Prompt: Check each line of the entries below for the word "kind", and copy out the ones that have it.

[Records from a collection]
☆ ☆ ☆
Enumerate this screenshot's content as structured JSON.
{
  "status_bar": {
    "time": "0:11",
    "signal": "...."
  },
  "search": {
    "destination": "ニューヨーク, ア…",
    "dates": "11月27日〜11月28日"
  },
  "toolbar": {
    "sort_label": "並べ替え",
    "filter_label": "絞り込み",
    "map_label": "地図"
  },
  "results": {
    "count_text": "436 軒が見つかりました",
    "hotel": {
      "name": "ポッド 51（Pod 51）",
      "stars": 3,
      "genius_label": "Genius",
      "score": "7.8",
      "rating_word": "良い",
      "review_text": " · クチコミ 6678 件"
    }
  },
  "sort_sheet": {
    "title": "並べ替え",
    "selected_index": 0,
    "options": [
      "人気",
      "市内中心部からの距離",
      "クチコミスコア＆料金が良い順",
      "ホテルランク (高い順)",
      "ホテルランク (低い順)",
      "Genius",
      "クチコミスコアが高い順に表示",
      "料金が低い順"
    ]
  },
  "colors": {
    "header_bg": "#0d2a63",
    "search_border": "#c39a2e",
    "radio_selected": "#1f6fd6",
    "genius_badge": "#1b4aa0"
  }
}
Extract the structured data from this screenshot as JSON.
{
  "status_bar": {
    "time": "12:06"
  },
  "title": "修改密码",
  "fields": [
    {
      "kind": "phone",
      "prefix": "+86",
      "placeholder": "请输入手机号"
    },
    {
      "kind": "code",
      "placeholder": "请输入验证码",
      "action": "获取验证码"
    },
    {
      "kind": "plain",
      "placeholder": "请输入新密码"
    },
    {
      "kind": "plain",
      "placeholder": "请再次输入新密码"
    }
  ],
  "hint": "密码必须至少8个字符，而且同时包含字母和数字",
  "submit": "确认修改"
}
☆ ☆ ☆
Reply:
      "kind": "phone",
      "kind": "code",
      "kind": "plain",
      "kind": "plain",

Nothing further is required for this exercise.